Work to be completed
How many of the lines below hold "list"? Only the number, please.

Records shown
______________________________

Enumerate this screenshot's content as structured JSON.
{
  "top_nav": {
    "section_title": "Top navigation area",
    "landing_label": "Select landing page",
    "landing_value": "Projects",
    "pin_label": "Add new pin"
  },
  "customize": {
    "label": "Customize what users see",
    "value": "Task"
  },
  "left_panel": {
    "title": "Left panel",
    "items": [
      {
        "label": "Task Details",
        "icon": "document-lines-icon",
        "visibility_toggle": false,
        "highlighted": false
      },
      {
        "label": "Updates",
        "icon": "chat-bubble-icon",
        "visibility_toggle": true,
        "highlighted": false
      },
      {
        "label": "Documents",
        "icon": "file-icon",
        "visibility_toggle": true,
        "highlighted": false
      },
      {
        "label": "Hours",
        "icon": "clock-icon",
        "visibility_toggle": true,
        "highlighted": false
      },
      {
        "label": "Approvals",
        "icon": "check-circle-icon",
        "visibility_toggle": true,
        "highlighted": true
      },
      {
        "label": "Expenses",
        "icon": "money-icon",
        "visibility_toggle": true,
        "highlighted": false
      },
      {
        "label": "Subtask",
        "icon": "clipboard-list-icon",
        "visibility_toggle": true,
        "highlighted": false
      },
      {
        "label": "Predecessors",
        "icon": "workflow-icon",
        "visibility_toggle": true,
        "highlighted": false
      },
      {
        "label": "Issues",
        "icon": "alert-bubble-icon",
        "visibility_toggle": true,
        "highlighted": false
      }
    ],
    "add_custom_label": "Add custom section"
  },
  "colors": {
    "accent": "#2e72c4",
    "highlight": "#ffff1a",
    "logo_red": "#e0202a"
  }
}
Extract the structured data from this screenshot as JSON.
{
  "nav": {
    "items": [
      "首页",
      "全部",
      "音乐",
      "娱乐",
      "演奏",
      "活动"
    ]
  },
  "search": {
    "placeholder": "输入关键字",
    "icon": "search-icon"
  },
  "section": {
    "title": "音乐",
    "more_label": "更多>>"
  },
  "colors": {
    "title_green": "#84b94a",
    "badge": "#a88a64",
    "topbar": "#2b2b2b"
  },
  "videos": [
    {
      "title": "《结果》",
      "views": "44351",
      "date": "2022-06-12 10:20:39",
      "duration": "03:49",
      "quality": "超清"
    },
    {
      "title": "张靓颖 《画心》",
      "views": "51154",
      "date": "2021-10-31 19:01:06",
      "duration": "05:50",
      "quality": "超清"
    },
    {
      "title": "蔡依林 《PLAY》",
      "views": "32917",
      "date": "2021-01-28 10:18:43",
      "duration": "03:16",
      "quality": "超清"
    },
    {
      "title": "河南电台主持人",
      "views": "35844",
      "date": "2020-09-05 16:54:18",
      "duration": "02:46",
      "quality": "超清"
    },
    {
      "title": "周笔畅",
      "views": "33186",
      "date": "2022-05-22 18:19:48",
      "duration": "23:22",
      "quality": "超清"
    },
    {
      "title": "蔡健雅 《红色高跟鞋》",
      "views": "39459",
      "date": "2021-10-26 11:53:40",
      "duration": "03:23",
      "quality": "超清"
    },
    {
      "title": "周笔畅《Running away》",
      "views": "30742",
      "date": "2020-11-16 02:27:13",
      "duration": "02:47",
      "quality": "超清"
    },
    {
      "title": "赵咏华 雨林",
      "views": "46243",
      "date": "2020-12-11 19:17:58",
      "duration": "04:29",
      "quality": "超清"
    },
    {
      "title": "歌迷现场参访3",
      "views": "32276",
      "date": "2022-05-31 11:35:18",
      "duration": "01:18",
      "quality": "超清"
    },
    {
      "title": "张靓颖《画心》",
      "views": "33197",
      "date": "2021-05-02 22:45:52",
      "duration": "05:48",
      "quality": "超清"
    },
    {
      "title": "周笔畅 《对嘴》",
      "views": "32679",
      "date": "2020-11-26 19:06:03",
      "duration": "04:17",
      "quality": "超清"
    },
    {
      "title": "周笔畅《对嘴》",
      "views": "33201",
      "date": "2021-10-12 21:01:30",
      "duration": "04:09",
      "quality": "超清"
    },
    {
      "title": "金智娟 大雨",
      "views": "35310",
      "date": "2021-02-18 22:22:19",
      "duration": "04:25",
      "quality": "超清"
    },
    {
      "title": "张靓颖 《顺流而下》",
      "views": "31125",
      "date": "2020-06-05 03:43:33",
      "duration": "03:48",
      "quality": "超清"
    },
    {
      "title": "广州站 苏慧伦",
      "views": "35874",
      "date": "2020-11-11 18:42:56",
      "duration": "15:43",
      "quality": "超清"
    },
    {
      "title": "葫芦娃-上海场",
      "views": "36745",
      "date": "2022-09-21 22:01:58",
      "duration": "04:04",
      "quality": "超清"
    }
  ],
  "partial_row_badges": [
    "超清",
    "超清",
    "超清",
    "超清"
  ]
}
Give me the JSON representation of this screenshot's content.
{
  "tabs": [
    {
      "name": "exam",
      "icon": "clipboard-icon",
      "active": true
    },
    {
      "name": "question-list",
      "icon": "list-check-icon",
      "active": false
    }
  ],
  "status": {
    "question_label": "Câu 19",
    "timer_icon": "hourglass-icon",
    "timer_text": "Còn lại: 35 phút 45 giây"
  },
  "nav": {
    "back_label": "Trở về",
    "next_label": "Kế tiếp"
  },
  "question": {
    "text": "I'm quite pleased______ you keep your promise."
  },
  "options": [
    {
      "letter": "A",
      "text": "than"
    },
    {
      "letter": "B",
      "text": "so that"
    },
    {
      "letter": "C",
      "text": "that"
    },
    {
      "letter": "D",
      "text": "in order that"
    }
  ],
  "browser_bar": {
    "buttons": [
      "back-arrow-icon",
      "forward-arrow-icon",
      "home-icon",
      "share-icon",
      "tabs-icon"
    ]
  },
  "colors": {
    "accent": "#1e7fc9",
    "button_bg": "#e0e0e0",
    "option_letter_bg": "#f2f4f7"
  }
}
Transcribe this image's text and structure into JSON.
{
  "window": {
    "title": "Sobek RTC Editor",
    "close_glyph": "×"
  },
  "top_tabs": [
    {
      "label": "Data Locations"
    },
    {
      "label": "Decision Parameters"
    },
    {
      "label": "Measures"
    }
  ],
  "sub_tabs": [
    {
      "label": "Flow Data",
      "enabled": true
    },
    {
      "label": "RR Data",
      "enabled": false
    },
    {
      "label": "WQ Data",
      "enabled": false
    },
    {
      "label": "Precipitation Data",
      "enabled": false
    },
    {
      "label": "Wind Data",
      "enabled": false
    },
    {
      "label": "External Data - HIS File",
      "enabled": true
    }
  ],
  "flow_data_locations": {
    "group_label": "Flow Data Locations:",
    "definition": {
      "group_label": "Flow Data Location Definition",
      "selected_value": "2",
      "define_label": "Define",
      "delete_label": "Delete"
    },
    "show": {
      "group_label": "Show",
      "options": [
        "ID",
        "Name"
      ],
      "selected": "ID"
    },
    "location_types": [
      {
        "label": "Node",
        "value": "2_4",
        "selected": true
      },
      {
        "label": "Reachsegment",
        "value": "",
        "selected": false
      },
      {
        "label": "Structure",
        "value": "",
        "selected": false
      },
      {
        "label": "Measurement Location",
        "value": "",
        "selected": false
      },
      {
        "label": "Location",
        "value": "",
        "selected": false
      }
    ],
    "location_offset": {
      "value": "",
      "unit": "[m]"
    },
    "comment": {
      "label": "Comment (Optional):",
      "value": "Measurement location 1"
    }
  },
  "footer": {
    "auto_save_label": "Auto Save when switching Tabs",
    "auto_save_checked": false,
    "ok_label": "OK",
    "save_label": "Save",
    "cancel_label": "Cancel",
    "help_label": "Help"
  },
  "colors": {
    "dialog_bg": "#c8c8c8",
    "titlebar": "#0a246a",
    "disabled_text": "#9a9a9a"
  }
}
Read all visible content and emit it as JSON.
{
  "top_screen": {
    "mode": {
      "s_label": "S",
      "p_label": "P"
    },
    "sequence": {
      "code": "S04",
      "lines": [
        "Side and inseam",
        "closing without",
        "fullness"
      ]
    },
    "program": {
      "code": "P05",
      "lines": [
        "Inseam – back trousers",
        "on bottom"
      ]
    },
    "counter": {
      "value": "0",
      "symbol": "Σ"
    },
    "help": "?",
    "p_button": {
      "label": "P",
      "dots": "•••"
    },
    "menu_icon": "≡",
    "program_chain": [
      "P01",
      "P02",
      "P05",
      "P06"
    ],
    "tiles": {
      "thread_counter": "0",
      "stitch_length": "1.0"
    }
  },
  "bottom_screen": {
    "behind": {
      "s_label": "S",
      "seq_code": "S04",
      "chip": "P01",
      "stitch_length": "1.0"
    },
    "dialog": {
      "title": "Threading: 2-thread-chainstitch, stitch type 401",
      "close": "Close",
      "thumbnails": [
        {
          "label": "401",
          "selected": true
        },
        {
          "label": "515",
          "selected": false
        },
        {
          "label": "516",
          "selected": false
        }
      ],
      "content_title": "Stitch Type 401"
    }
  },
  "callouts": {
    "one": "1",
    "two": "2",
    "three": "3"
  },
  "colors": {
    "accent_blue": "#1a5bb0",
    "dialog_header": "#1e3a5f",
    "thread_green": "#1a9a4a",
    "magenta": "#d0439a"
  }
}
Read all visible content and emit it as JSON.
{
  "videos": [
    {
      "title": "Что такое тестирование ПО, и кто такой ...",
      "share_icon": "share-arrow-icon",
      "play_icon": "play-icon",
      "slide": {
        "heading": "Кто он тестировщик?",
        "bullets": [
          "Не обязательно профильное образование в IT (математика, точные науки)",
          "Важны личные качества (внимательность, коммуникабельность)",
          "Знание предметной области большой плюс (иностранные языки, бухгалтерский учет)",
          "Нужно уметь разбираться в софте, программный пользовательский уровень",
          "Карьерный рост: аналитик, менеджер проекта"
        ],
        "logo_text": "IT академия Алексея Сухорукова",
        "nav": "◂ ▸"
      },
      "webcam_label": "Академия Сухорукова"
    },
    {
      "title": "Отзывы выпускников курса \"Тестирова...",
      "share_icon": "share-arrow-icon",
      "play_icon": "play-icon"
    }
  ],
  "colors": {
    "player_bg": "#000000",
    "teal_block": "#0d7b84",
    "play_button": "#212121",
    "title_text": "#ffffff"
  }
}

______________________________

Response below
3